The best-known critique of Rahner’s theology, the one he himself took most seriously, comes from his student and colleague, Johann Baptist Metz. The essay by Gaspar Martínez, Political and Liberation Theologies, well illustrates Metz’s dependence upon and development of Rahner. Metz appreciates the mystical thrust of Rahner’s vision, but seeks to complement it with more thematic attention to the political and historical contingencies of the human condition. In particular, Metz seeks to recover for theology the dangerous memory of the passion of Jesus and the disruptive memory of the myriad victims of history. Martínez concludes his careful presentation by bringing the movement full circle. He writes: Political and liberation theologies, after moving from Rahner’s transcendentality to history and societyretrieve the hiddenness and incomprehensibility of God, thus returning, in their own way, to the mystery of God in which Rahner likewise encapsulated his entire theological enterprise.
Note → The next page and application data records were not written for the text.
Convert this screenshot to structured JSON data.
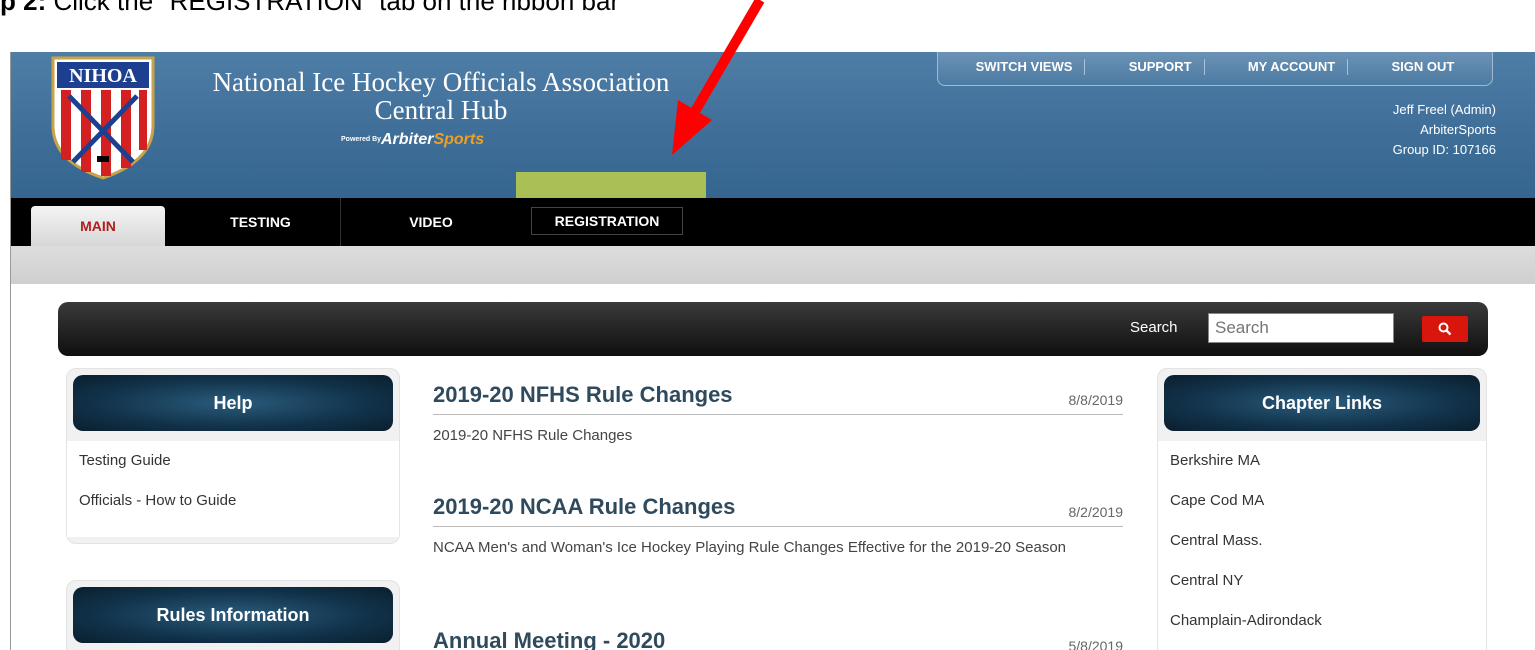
{
  "instruction": {
    "step": "p 2:",
    "text": " Click the \"REGISTRATION\" tab on the ribbon bar"
  },
  "header": {
    "logo_text": "NIHOA",
    "title_line1": "National Ice Hockey Officials Association",
    "title_line2": "Central Hub",
    "powered_by": "Powered By",
    "brand_part1": "Arbiter",
    "brand_part2": "Sports"
  },
  "top_nav": {
    "items": [
      "SWITCH VIEWS",
      "SUPPORT",
      "MY ACCOUNT",
      "SIGN OUT"
    ]
  },
  "user": {
    "name": "Jeff Freel (Admin)",
    "org": "ArbiterSports",
    "group": "Group ID: 107166"
  },
  "ribbon": {
    "tabs": [
      "MAIN",
      "TESTING",
      "VIDEO",
      "REGISTRATION"
    ]
  },
  "search": {
    "label": "Search",
    "placeholder": "Search"
  },
  "help_panel": {
    "title": "Help",
    "links": [
      "Testing Guide",
      "Officials - How to Guide"
    ]
  },
  "rules_panel": {
    "title": "Rules Information"
  },
  "news": [
    {
      "title": "2019-20 NFHS Rule Changes",
      "date": "8/8/2019",
      "desc": "2019-20 NFHS Rule Changes"
    },
    {
      "title": "2019-20 NCAA Rule Changes",
      "date": "8/2/2019",
      "desc": "NCAA Men's and Woman's Ice Hockey Playing Rule Changes Effective for the 2019-20 Season"
    },
    {
      "title": "Annual Meeting - 2020",
      "date": "5/8/2019",
      "desc": ""
    }
  ],
  "chapter_panel": {
    "title": "Chapter Links",
    "links": [
      "Berkshire MA",
      "Cape Cod MA",
      "Central Mass.",
      "Central NY",
      "Champlain-Adirondack"
    ]
  },
  "colors": {
    "header_blue": "#3f6f99",
    "highlight": "#dce63c",
    "arrow": "#ff0000",
    "search_button": "#d8160e",
    "main_tab_text": "#b01c1c"
  }
}
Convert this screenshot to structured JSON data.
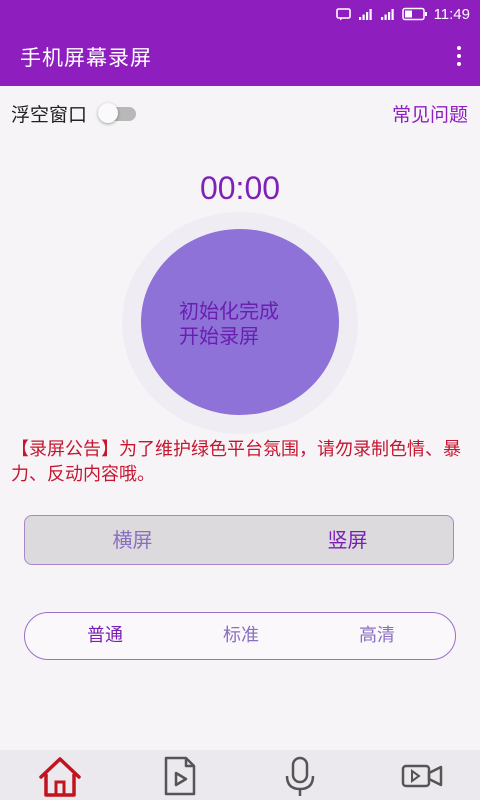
{
  "status_bar": {
    "time": "11:49",
    "icons": [
      "notification-icon",
      "signal-icon",
      "signal-icon",
      "battery-icon"
    ]
  },
  "app_bar": {
    "title": "手机屏幕录屏",
    "menu_icon": "overflow-menu-icon"
  },
  "floating_window": {
    "label": "浮空窗口",
    "enabled": false
  },
  "faq": {
    "label": "常见问题"
  },
  "timer": {
    "value": "00:00"
  },
  "record_button": {
    "line1": "初始化完成",
    "line2": "开始录屏"
  },
  "notice": {
    "text": "【录屏公告】为了维护绿色平台氛围，请勿录制色情、暴力、反动内容哦。"
  },
  "orientation": {
    "options": [
      "横屏",
      "竖屏"
    ],
    "selected": "竖屏"
  },
  "quality": {
    "options": [
      "普通",
      "标准",
      "高清"
    ],
    "selected": "普通"
  },
  "bottom_nav": {
    "items": [
      {
        "icon": "home-icon",
        "active": true
      },
      {
        "icon": "video-file-icon",
        "active": false
      },
      {
        "icon": "microphone-icon",
        "active": false
      },
      {
        "icon": "video-camera-icon",
        "active": false
      }
    ]
  },
  "colors": {
    "primary": "#8e1fbe",
    "record_button": "#8e72d8",
    "notice": "#c4162f",
    "nav_active": "#c0141e"
  }
}
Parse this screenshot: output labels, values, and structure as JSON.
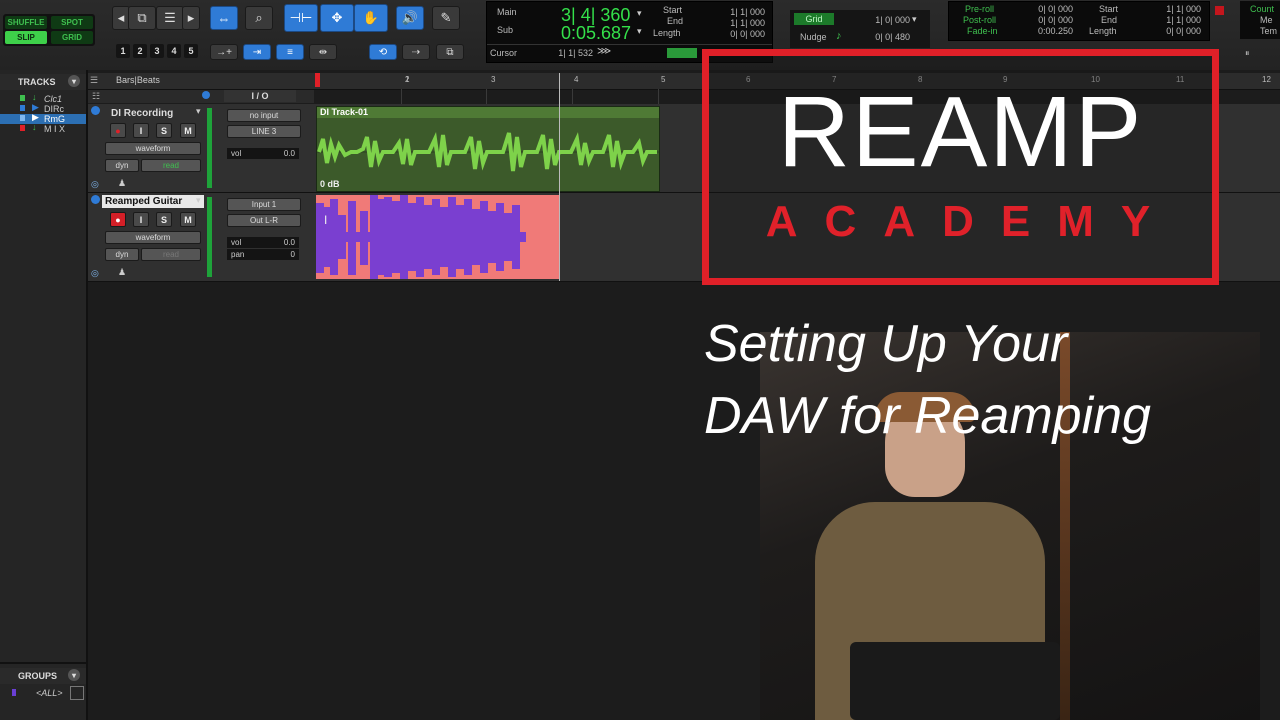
{
  "toolbar": {
    "modes": [
      "SHUFFLE",
      "SPOT",
      "SLIP",
      "GRID"
    ],
    "zoom_presets": [
      "1",
      "2",
      "3",
      "4",
      "5"
    ],
    "counter": {
      "main_label": "Main",
      "main_value": "3| 4| 360",
      "sub_label": "Sub",
      "sub_value": "0:05.687",
      "start_label": "Start",
      "end_label": "End",
      "length_label": "Length",
      "start_value": "1| 1| 000",
      "end_value": "1| 1| 000",
      "length_value": "0| 0| 000",
      "cursor_label": "Cursor",
      "cursor_value": "1| 1| 532"
    },
    "grid": {
      "grid_label": "Grid",
      "grid_value": "1| 0| 000",
      "nudge_label": "Nudge",
      "nudge_value": "0| 0| 480"
    },
    "transport": {
      "preroll_label": "Pre-roll",
      "postroll_label": "Post-roll",
      "fadein_label": "Fade-in",
      "preroll_value": "0| 0| 000",
      "postroll_value": "0| 0| 000",
      "fadein_value": "0:00.250",
      "start_label": "Start",
      "end_label": "End",
      "length_label": "Length",
      "start_value": "1| 1| 000",
      "end_value": "1| 1| 000",
      "length_value": "0| 0| 000",
      "count_label": "Count",
      "me_label": "Me",
      "te_label": "Tem"
    }
  },
  "tracklist": {
    "header": "TRACKS",
    "items": [
      {
        "name": "Clc1",
        "color": "#3fbf4f"
      },
      {
        "name": "DIRc",
        "color": "#2f7bd6"
      },
      {
        "name": "RmG",
        "color": "#2f7bd6"
      },
      {
        "name": "M I X",
        "color": "#e02028"
      }
    ],
    "groups_header": "GROUPS",
    "groups_all": "<ALL>"
  },
  "ruler": {
    "label": "Bars|Beats",
    "io_label": "I / O",
    "bars": [
      "1",
      "2",
      "3",
      "4",
      "5",
      "6",
      "7",
      "8",
      "9",
      "10",
      "11",
      "12"
    ]
  },
  "tracks": [
    {
      "name": "DI Recording",
      "view": "waveform",
      "dyn_label": "dyn",
      "automation": "read",
      "input": "no input",
      "output": "LINE 3",
      "vol_label": "vol",
      "vol_value": "0.0",
      "clip_name": "DI Track-01",
      "clip_gain": "0 dB"
    },
    {
      "name": "Reamped Guitar",
      "view": "waveform",
      "dyn_label": "dyn",
      "automation": "read",
      "input": "Input 1",
      "output": "Out L-R",
      "vol_label": "vol",
      "vol_value": "0.0",
      "pan_label": "pan",
      "pan_value": "0"
    }
  ],
  "overlay": {
    "title": "REAMP",
    "brand": "ACADEMY",
    "subtitle_line1": "Setting Up Your",
    "subtitle_line2": "DAW for Reamping",
    "accent_color": "#e02028"
  }
}
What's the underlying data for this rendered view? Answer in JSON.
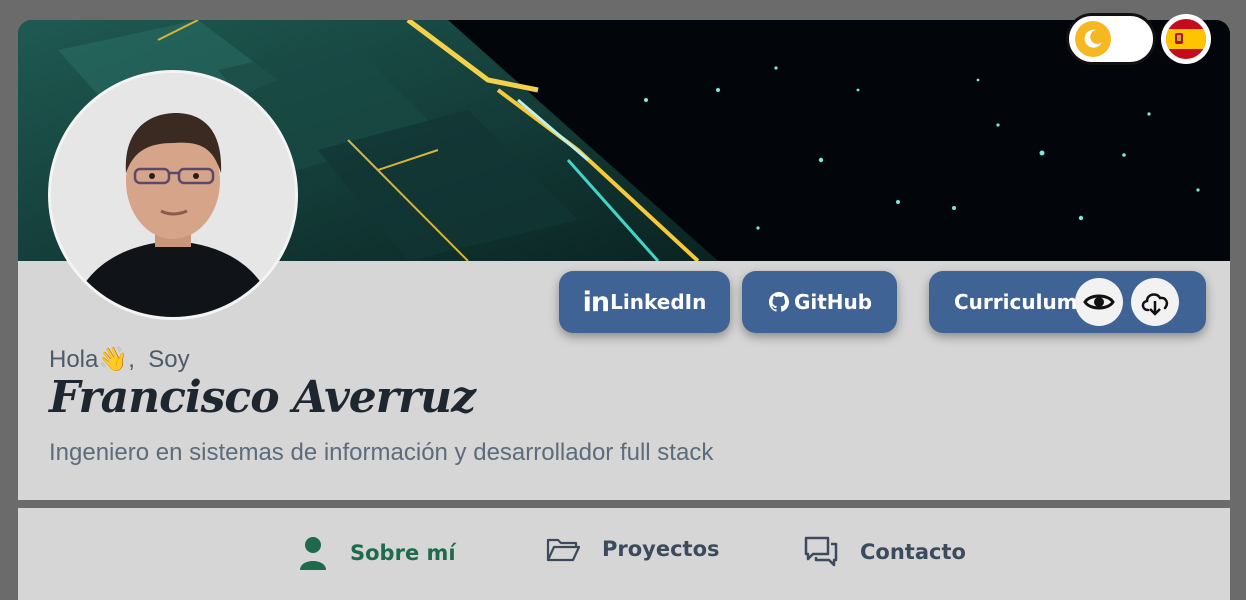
{
  "header": {
    "theme_toggle_icon": "moon-icon",
    "language_flag_icon": "spain-flag-icon"
  },
  "profile": {
    "greeting": "Hola",
    "greeting_emoji": "👋",
    "greeting_suffix": ",  Soy",
    "name": "Francisco Averruz",
    "subtitle": "Ingeniero en sistemas de información y desarrollador full stack"
  },
  "links": {
    "linkedin_mark": "in",
    "linkedin_label": "LinkedIn",
    "github_label": "GitHub",
    "cv_label": "Curriculum"
  },
  "nav": {
    "items": [
      {
        "label": "Sobre mí",
        "icon": "user-icon",
        "active": true
      },
      {
        "label": "Proyectos",
        "icon": "folder-icon",
        "active": false
      },
      {
        "label": "Contacto",
        "icon": "chat-icon",
        "active": false
      }
    ]
  },
  "colors": {
    "button_bg": "#3f6394",
    "active_nav": "#1e6a4a",
    "toggle_knob": "#f5b820"
  }
}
The one disharmonious note I found in this fine compilation was sounded by Thomas Sheehan, in his essay Rahner’s Transcendental Project. Despite Sheehan’s impressive philosophical acumen, he proceeds to offer a truncated reading of Rahner’s transcendental philosophy. Moreover, in the form of a concluding parable (centering on a family picnic!), he ventures a reductively secularist exegesis of Rahner’s rich, multi-dimensional project. Sheehan recapitulates his interpretation: Give up trying to transcend yourselfremember that you need no faith, no religion, no church or theology that would alienate you from your this-worldly selves. Here Rahner’s Ignatian-inspired surrender to the Blessed Mystery is therapeutically transposed into a California-style exhortation that sounds for all the world like follow your bliss.

With that lone reservation, I heartily recommend The Cambridge Companion to Karl Rahner as a valuable vade mecum on the mystagogical journey that is the theology of one of this century’s greatest thinkers.

Robert P. Imbelli, a priest of the Archdiocese of New York, teaches systematic theology at Boston College.